## Exercise brief
As the answer, give every line of the records that includes the word "初始化License".

*** Supplied material Section Begins ***

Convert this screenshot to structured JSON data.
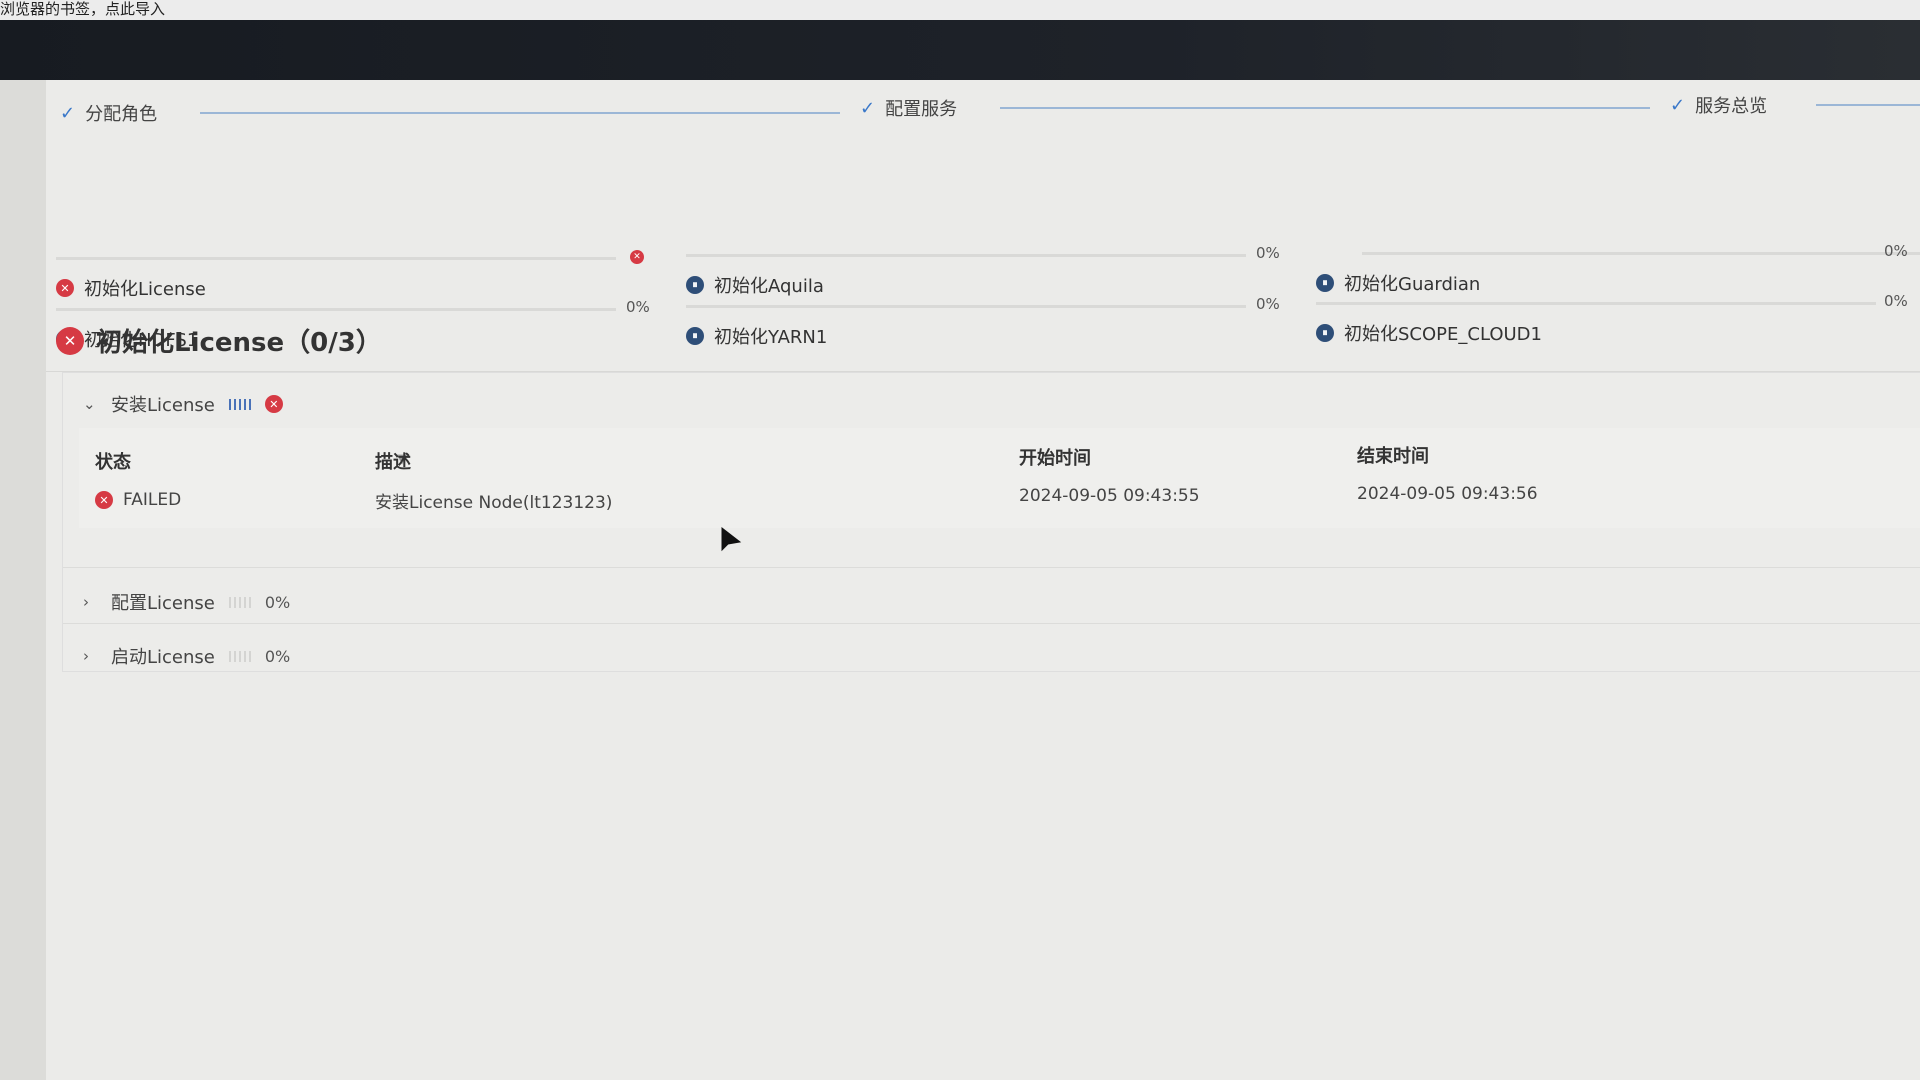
{
  "bookmark_bar": {
    "text": "浏览器的书签，点此导入"
  },
  "steps": [
    {
      "label": "分配角色"
    },
    {
      "label": "配置服务"
    },
    {
      "label": "服务总览"
    }
  ],
  "progress": {
    "items": [
      {
        "label": "初始化License",
        "status": "failed",
        "percent": ""
      },
      {
        "label": "初始化HDFS1",
        "status": "pending",
        "percent": "0%"
      },
      {
        "label": "初始化Aquila",
        "status": "pending",
        "percent": "0%"
      },
      {
        "label": "初始化YARN1",
        "status": "pending",
        "percent": "0%"
      },
      {
        "label": "初始化Guardian",
        "status": "pending",
        "percent": "0%"
      },
      {
        "label": "初始化SCOPE_CLOUD1",
        "status": "pending",
        "percent": "0%"
      }
    ]
  },
  "section": {
    "title": "初始化License（0/3）"
  },
  "tasks": {
    "install": {
      "label": "安装License"
    },
    "config": {
      "label": "配置License",
      "percent": "0%"
    },
    "start": {
      "label": "启动License",
      "percent": "0%"
    }
  },
  "table": {
    "headers": {
      "status": "状态",
      "desc": "描述",
      "start": "开始时间",
      "end": "结束时间"
    },
    "rows": [
      {
        "status": "FAILED",
        "desc": "安装License Node(lt123123)",
        "start": "2024-09-05 09:43:55",
        "end": "2024-09-05 09:43:56"
      }
    ]
  },
  "colors": {
    "failed": "#d63a44",
    "pending": "#2e4e78",
    "accent": "#3a78c9"
  }
}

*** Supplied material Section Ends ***

## Reply to the exercise
        "label": "初始化License",
    "title": "初始化License（0/3）"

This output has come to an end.